▶ **Records supplied**:

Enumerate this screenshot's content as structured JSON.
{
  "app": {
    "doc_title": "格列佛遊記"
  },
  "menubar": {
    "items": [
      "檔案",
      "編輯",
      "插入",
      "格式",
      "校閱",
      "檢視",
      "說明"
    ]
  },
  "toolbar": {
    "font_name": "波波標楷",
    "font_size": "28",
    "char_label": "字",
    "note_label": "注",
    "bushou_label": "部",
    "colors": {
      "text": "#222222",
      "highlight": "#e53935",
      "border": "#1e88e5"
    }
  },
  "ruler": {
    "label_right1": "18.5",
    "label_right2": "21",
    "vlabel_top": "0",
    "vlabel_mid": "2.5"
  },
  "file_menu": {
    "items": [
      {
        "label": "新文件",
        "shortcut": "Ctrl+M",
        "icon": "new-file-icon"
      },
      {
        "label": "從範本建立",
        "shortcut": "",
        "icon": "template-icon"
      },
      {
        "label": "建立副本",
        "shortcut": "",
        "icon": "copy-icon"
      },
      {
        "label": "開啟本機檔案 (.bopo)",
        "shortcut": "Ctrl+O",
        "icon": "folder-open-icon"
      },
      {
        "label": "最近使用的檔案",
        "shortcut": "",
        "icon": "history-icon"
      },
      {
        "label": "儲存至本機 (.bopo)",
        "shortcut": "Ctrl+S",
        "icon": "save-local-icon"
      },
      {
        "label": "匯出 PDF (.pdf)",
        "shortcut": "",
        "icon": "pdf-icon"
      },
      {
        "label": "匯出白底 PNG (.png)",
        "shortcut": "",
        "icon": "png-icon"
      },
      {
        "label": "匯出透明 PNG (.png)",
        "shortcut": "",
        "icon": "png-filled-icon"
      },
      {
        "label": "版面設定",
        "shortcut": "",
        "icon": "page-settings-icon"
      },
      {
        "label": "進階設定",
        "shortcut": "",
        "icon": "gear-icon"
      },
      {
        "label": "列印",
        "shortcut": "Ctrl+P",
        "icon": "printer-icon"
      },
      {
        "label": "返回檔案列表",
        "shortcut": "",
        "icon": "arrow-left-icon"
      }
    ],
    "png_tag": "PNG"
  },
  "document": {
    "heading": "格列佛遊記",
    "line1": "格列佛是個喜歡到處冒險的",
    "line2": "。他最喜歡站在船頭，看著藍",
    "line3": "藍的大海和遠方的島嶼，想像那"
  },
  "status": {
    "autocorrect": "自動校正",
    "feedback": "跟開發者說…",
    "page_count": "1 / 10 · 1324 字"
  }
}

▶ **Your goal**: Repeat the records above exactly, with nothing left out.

▶ **Reply to the task**:
Enumerate this screenshot's content as structured JSON.
{
  "app": {
    "doc_title": "格列佛遊記"
  },
  "menubar": {
    "items": [
      "檔案",
      "編輯",
      "插入",
      "格式",
      "校閱",
      "檢視",
      "說明"
    ]
  },
  "toolbar": {
    "font_name": "波波標楷",
    "font_size": "28",
    "char_label": "字",
    "note_label": "注",
    "bushou_label": "部",
    "colors": {
      "text": "#222222",
      "highlight": "#e53935",
      "border": "#1e88e5"
    }
  },
  "ruler": {
    "label_right1": "18.5",
    "label_right2": "21",
    "vlabel_top": "0",
    "vlabel_mid": "2.5"
  },
  "file_menu": {
    "items": [
      {
        "label": "新文件",
        "shortcut": "Ctrl+M",
        "icon": "new-file-icon"
      },
      {
        "label": "從範本建立",
        "shortcut": "",
        "icon": "template-icon"
      },
      {
        "label": "建立副本",
        "shortcut": "",
        "icon": "copy-icon"
      },
      {
        "label": "開啟本機檔案 (.bopo)",
        "shortcut": "Ctrl+O",
        "icon": "folder-open-icon"
      },
      {
        "label": "最近使用的檔案",
        "shortcut": "",
        "icon": "history-icon"
      },
      {
        "label": "儲存至本機 (.bopo)",
        "shortcut": "Ctrl+S",
        "icon": "save-local-icon"
      },
      {
        "label": "匯出 PDF (.pdf)",
        "shortcut": "",
        "icon": "pdf-icon"
      },
      {
        "label": "匯出白底 PNG (.png)",
        "shortcut": "",
        "icon": "png-icon"
      },
      {
        "label": "匯出透明 PNG (.png)",
        "shortcut": "",
        "icon": "png-filled-icon"
      },
      {
        "label": "版面設定",
        "shortcut": "",
        "icon": "page-settings-icon"
      },
      {
        "label": "進階設定",
        "shortcut": "",
        "icon": "gear-icon"
      },
      {
        "label": "列印",
        "shortcut": "Ctrl+P",
        "icon": "printer-icon"
      },
      {
        "label": "返回檔案列表",
        "shortcut": "",
        "icon": "arrow-left-icon"
      }
    ],
    "png_tag": "PNG"
  },
  "document": {
    "heading": "格列佛遊記",
    "line1": "格列佛是個喜歡到處冒險的",
    "line2": "。他最喜歡站在船頭，看著藍",
    "line3": "藍的大海和遠方的島嶼，想像那"
  },
  "status": {
    "autocorrect": "自動校正",
    "feedback": "跟開發者說…",
    "page_count": "1 / 10 · 1324 字"
  }
}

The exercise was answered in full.